Can Large Language Models contribute to energy demand research?

Blog 30 January, 2024

In this blog EDRC researcher Michael Fell discusses his recent preprint paper looking at how Large Language Models can be used to simulate survey research, and potentially help make social research in energy more productive.

In 2023, Large Language Models (LLMs) like ChatGPT exploded into the public consciousness, and promised to transform the way we work. Users began searching for ways to capitalise on their uncanny ability to understand and generate human language to increase productivity across a range of fields.

Nowhere is productivity needed more than in efforts to address climate change. Finding ways to move quickly using available resources offers the best chance at avoiding its severest impacts. The potential contributions of LLMs in this area are significant, from helping map environmental damage to supporting better climate communication.

I’ve been investigating ways that LLMs could help improve the productivity of social research in energy. I think of this in terms of the amount of positive impact delivered for research resource committed. Specifically, I was interested in their ability to replicate existing findings from social survey studies. If LLMs could reliably give an indication of things surveys test – like which messages could have the biggest effect on decision making – this opens the door to a range of intriguing possibilities.

For example, taking advantage of the fact that LLMs are cheap and quick to use, researchers could rapidly test many different interventions before deploying only the most promising ones to more resource-intensive human or field trials. It could also be possible to do preparatory research on LLM survey “participants” from populations who may be harder to access directly (e.g. due to their time constraints or lack of digital connectivity). This way the best possible use can be made of subsequent contact with real human participants.

So how does this work?

The approach which I use (I’m not the first) is to generate multiple LLM agents and prompt them to respond to survey questions. As anyone who has asked ChatGPT to write an email in the style of Shakespeare knows, it’s possible to endow an LLM with certain characteristics and respond accordingly. An agent can be given an age, gender, environmental attitudes, different personality characteristics, social relations, emotions, experiences – anything a researcher thinks might be important to the way someone could respond. A thousand agents can easily be created (with characteristics representative of a general population where data are available) – and then deliver a dataset of a thousand survey responses which can be analysed in the usual way.

How successful is it?

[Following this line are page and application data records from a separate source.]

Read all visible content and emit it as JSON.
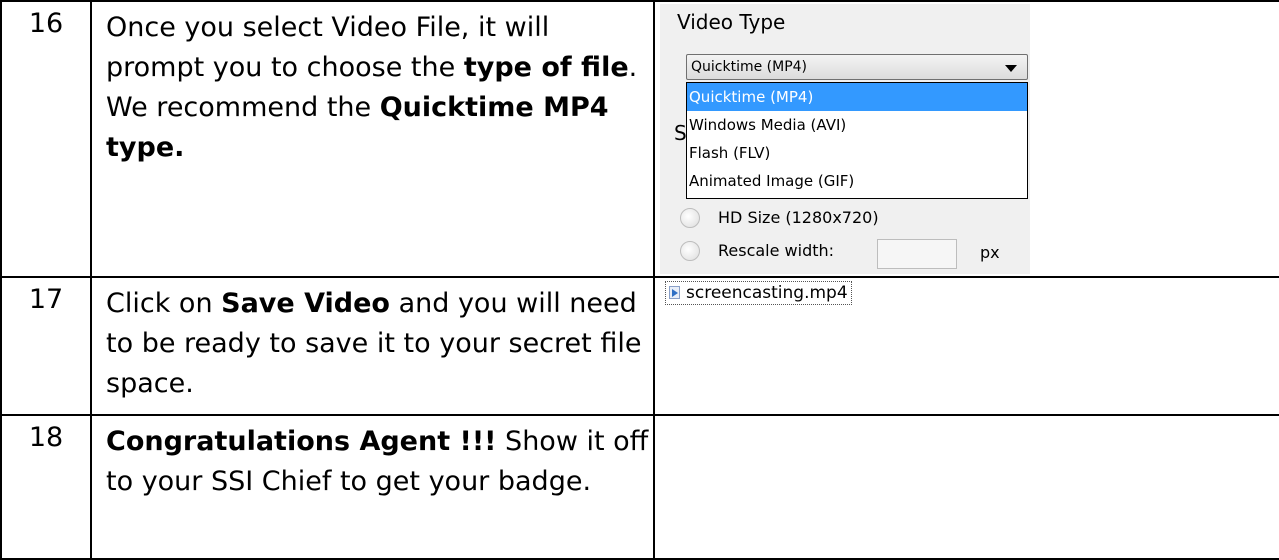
{
  "steps": [
    {
      "number": "16",
      "text_parts": [
        {
          "text": "Once you select Video File, it will prompt you to choose the ",
          "bold": false
        },
        {
          "text": "type of file",
          "bold": true
        },
        {
          "text": ". We recommend the ",
          "bold": false
        },
        {
          "text": "Quicktime MP4 type.",
          "bold": true
        }
      ]
    },
    {
      "number": "17",
      "text_parts": [
        {
          "text": "Click on ",
          "bold": false
        },
        {
          "text": "Save Video",
          "bold": true
        },
        {
          "text": " and you will need to be ready to save it to your secret file space.",
          "bold": false
        }
      ]
    },
    {
      "number": "18",
      "text_parts": [
        {
          "text": "Congratulations Agent !!!",
          "bold": true
        },
        {
          "text": " Show it off to your SSI Chief to get your badge.",
          "bold": false
        }
      ]
    }
  ],
  "video_type_panel": {
    "title": "Video Type",
    "selected": "Quicktime (MP4)",
    "options": [
      "Quicktime (MP4)",
      "Windows Media (AVI)",
      "Flash (FLV)",
      "Animated Image (GIF)"
    ],
    "hidden_section_initial": "S",
    "radio_hd_label": "HD Size (1280x720)",
    "radio_rescale_label": "Rescale width:",
    "rescale_value": "",
    "px_unit": "px",
    "dropdown_icon": "chevron-down-icon",
    "selected_color": "#3399ff"
  },
  "saved_file": {
    "name": "screencasting.mp4",
    "icon": "media-file-icon"
  }
}
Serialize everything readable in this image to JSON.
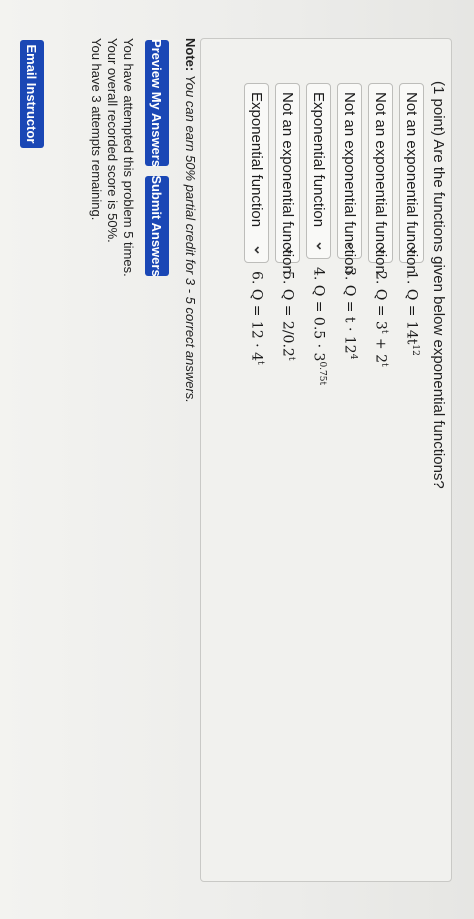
{
  "problem": {
    "title": "(1 point) Are the functions given below exponential functions?",
    "rows": [
      {
        "selected": "Not an exponential function",
        "number": "1.",
        "equation": "Q = 14t",
        "sup": "12"
      },
      {
        "selected": "Not an exponential function",
        "number": "2.",
        "equation": "Q = 3",
        "sup": "t",
        "tail": " + 2",
        "sup2": "t"
      },
      {
        "selected": "Not an exponential function",
        "number": "3.",
        "equation": "Q = t · 12",
        "sup": "4"
      },
      {
        "selected": "Exponential function",
        "number": "4.",
        "equation": "Q = 0.5 · 3",
        "sup": "0.75t"
      },
      {
        "selected": "Not an exponential function",
        "number": "5.",
        "equation": "Q = 2/0.2",
        "sup": "t"
      },
      {
        "selected": "Exponential function",
        "number": "6.",
        "equation": "Q = 12 · 4",
        "sup": "t"
      }
    ]
  },
  "note": {
    "label": "Note:",
    "text": "You can earn 50% partial credit for 3 - 5 correct answers."
  },
  "buttons": {
    "preview": "Preview My Answers",
    "submit": "Submit Answers",
    "email": "Email Instructor"
  },
  "status": {
    "attempted": "You have attempted this problem 5 times.",
    "score": "Your overall recorded score is 50%.",
    "remaining": "You have 3 attempts remaining."
  },
  "colors": {
    "button": "#1a47b5",
    "button_text": "#ffffff"
  }
}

So far I’ve used the approach to try to replicate the findings of parts of three existing studies. In one case there was moderate resemblance to the results of the original study. In the other two studies the findings were so similar that the same conclusions would probably be drawn based on the data from the LLM surveys as the real human ones.

Percentage of respondents choosing a local supplier (multiple suppliers), or stick with their single (current) tariff, for the original study (left) and replication (right). Original data based on Watson et al., 2020.

Promising results using similar approaches are being achieved in other areas, such as politics, economics, and psychology.

That said, this is still only a small sample of studies. It isn’t yet possible to confidently predict what kinds of studies are most likely to be accurately replicated or why. Therefore it would also be difficult to know what, if anything, to interpret from the findings of an LLM survey study that did not yet have a real human counterpart. In my ongoing work I’m experimenting with replicating and anticipating the findings of different kinds of studies, and different ways of prompting the model.

I hope, in due course, that I may be able to deploy this approach to enhance my own research. My EDRC work looks at how the ability to provide demand-side flexibility (and access its direct benefits) might be afforded to a broader range of households. And, if appropriate, I’m keen see it applied more broadly.

You can read a preprint describing the work, and also check out PolyPersona the simple open source tool I’m developing. Please get in touch with any thoughts or questions! I’m particularly interested to discuss any collaboration possibilities. Email: michael.fell@ucl.ac.uk. X: @mikefsway.